■ Exercise goal ■
The word "breadcrumb" marks the lines to keep; find each one in the data and copy it.

════════

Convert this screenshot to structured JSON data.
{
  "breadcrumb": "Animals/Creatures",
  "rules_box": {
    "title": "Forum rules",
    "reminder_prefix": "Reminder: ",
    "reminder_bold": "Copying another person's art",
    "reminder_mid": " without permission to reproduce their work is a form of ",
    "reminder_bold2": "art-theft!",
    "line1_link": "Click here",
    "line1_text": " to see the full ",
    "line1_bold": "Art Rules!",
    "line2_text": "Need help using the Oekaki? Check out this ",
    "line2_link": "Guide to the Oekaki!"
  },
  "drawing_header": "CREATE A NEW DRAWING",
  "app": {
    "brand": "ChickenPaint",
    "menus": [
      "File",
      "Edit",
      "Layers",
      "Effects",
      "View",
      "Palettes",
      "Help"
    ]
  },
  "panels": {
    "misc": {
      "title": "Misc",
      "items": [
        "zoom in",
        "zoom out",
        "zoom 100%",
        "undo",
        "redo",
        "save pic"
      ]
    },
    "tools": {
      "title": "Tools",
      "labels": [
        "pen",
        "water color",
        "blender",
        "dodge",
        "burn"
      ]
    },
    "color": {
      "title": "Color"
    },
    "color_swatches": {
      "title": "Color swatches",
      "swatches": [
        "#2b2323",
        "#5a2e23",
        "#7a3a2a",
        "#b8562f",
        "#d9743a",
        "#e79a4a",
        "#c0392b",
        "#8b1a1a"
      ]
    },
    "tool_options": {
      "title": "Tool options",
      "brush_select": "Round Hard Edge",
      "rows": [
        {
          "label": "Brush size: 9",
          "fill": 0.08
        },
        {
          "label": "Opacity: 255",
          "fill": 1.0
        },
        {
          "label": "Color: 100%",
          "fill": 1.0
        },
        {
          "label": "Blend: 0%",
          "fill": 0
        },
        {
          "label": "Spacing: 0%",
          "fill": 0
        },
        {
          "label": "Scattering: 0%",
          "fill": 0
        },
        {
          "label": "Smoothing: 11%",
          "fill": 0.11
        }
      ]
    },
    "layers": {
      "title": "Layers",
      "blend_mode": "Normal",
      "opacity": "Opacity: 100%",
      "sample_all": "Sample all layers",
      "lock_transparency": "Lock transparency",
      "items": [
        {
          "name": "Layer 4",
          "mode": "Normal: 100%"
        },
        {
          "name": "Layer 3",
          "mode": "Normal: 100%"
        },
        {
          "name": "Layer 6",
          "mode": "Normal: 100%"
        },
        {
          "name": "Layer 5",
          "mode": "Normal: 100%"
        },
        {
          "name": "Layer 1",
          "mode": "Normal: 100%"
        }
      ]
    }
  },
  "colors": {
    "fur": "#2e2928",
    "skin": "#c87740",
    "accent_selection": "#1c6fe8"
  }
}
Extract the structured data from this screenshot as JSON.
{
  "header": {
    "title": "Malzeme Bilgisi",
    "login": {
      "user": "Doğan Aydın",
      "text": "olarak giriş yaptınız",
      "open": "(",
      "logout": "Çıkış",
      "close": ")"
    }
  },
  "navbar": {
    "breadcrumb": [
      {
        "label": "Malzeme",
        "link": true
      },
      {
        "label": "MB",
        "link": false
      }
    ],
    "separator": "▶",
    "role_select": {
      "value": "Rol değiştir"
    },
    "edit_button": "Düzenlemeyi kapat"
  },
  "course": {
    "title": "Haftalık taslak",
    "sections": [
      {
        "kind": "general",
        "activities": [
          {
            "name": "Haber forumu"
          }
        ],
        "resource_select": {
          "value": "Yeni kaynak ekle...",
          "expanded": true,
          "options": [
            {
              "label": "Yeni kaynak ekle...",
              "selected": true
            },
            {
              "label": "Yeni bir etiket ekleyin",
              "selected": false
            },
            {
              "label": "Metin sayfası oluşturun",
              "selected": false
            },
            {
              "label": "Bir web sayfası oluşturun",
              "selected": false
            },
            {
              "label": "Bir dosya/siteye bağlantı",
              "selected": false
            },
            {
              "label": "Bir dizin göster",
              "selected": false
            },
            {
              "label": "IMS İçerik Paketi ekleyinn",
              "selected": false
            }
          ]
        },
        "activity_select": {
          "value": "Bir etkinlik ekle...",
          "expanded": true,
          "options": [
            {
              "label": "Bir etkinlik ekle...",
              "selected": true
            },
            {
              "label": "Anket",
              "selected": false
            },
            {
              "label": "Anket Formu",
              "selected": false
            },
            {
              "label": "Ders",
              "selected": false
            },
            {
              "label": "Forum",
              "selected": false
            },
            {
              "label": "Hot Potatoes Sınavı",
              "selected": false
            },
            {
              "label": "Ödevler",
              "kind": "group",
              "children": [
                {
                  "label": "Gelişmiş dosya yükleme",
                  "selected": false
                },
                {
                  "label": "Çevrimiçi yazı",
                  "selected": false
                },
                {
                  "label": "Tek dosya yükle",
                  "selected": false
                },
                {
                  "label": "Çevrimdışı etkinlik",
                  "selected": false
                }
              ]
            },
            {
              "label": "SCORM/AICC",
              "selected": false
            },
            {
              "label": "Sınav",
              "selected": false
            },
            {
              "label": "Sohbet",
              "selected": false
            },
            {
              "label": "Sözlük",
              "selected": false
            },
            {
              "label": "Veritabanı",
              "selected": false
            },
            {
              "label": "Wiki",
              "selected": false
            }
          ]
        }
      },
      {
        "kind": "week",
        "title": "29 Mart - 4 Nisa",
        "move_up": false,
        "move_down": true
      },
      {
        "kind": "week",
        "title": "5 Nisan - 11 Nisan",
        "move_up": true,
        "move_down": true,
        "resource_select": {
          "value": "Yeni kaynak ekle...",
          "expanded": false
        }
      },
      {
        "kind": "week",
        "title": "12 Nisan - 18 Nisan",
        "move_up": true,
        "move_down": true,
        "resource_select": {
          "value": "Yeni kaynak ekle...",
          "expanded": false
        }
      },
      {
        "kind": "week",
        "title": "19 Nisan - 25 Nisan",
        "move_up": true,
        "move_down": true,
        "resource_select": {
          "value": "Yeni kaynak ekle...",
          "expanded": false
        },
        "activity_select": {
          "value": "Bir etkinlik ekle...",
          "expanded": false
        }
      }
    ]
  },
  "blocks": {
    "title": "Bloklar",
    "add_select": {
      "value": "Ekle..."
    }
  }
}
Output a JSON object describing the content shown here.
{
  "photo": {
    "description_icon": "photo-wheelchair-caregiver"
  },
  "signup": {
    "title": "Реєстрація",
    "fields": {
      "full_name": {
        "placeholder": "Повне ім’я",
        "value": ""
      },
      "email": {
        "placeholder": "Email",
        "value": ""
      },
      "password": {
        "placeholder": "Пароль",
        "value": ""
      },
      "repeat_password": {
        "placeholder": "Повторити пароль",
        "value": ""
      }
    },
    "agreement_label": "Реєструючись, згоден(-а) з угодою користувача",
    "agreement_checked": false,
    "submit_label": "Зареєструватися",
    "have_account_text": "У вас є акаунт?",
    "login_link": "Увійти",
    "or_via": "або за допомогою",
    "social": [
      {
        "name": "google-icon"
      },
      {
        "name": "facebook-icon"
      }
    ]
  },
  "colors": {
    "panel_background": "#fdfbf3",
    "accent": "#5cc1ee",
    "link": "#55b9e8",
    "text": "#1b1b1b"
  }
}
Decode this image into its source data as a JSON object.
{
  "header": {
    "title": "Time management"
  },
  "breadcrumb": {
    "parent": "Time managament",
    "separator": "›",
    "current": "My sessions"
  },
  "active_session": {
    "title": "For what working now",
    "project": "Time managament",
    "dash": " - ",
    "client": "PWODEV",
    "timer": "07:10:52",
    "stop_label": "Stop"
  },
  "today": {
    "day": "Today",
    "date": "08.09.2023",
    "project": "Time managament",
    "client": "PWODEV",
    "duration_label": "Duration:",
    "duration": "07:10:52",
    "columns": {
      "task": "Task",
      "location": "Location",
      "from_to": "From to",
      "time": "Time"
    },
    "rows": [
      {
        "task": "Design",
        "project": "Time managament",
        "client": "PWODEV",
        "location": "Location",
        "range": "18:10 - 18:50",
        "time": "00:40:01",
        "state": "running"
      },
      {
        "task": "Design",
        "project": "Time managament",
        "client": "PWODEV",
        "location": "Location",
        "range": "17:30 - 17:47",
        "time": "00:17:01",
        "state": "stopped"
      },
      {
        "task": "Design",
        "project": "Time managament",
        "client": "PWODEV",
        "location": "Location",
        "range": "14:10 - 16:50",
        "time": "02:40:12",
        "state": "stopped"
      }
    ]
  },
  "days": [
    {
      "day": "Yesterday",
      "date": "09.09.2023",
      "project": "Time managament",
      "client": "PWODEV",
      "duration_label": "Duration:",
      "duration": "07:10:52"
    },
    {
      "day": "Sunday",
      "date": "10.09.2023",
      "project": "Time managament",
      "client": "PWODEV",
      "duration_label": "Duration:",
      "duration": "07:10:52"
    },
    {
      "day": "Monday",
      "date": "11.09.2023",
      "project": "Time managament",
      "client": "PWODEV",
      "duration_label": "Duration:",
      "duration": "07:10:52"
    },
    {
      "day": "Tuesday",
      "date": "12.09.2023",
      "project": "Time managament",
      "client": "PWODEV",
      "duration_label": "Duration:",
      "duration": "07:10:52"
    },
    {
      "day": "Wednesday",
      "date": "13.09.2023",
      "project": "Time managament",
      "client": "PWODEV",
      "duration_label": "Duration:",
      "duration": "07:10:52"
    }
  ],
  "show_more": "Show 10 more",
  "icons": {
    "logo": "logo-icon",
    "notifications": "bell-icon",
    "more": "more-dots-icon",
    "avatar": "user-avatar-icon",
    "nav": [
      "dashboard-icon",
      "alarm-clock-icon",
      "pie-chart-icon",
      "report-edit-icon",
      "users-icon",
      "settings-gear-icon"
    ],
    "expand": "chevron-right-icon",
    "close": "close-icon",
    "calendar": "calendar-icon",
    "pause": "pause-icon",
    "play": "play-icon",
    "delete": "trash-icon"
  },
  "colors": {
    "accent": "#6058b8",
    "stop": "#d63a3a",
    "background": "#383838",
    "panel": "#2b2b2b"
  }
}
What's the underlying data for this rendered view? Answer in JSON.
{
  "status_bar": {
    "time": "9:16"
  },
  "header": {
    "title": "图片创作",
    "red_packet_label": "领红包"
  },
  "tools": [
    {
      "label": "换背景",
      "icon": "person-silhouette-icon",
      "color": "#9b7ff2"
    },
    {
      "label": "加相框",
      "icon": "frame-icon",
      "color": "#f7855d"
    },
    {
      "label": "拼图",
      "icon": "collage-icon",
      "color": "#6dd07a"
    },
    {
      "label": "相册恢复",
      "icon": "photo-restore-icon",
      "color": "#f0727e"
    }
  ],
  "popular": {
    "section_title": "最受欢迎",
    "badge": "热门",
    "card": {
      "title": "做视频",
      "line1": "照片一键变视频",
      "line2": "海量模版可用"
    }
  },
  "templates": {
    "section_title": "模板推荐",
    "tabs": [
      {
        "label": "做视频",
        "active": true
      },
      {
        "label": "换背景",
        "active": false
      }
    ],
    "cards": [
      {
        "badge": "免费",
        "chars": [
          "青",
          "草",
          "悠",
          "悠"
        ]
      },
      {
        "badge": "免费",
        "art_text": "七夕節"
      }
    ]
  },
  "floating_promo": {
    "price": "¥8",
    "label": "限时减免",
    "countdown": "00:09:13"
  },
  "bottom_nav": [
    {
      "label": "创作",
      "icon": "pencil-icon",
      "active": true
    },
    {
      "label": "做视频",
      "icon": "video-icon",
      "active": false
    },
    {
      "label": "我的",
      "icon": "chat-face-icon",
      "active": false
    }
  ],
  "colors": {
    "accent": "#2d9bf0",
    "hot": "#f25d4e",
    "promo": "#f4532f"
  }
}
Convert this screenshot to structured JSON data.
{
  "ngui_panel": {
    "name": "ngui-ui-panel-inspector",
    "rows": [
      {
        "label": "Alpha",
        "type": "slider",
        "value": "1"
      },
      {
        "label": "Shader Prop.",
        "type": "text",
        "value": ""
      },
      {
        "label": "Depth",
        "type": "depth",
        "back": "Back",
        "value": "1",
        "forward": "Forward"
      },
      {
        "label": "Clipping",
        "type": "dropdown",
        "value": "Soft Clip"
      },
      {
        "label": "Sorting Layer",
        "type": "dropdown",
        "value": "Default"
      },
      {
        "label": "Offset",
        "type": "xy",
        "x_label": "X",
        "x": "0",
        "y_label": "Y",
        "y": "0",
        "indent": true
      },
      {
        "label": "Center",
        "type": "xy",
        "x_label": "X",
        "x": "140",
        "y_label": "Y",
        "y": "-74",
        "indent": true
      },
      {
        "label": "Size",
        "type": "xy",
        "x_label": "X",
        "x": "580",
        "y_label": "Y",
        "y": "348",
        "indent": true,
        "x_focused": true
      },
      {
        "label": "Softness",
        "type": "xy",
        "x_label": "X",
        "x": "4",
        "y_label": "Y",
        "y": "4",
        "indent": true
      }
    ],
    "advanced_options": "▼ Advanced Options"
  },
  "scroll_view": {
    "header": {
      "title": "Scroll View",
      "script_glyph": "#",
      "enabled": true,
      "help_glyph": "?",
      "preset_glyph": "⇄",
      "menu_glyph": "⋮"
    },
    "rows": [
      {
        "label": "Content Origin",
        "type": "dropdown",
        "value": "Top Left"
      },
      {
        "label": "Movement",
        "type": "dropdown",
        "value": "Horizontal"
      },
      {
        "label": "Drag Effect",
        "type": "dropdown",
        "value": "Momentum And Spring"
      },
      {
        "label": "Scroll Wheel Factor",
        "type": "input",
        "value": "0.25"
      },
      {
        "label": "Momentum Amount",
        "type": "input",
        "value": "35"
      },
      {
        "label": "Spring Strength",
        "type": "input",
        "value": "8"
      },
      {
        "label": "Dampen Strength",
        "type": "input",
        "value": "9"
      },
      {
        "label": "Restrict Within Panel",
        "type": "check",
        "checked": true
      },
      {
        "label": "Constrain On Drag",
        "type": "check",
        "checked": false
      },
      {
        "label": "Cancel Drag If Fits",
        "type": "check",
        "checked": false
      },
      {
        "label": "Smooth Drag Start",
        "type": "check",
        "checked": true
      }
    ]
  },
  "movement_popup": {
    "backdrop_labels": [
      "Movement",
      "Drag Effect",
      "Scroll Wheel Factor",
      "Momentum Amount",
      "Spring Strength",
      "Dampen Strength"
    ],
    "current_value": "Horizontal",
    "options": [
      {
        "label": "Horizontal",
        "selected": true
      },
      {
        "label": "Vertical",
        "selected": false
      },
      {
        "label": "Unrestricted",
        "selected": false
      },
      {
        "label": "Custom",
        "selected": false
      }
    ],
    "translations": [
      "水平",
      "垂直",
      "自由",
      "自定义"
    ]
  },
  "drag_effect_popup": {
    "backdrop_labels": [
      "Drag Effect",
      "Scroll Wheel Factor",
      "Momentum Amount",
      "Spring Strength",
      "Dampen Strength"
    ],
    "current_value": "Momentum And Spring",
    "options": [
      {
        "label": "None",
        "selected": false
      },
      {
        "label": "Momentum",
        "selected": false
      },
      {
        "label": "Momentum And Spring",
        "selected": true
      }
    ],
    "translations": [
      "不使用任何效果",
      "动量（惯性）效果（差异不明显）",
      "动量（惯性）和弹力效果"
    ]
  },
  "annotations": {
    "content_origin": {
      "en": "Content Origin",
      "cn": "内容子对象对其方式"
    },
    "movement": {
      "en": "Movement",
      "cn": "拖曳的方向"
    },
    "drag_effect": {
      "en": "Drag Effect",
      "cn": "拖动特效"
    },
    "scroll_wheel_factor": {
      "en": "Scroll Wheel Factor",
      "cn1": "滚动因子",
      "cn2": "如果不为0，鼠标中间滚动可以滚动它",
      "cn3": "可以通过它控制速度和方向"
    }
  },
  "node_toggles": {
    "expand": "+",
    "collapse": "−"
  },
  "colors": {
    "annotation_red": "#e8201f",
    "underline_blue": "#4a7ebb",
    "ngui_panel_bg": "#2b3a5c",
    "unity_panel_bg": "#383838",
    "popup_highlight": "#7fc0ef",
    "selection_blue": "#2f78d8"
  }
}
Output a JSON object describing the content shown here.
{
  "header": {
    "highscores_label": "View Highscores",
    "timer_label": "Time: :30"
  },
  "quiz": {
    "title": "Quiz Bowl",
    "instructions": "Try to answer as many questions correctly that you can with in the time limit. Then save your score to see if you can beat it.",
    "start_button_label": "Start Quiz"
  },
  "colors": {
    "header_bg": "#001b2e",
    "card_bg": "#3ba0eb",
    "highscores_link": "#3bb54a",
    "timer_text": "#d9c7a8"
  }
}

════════

■ Solution to the exercise ■
  "breadcrumb": "Animals/Creatures",
    "breadcrumb": [
  "breadcrumb": {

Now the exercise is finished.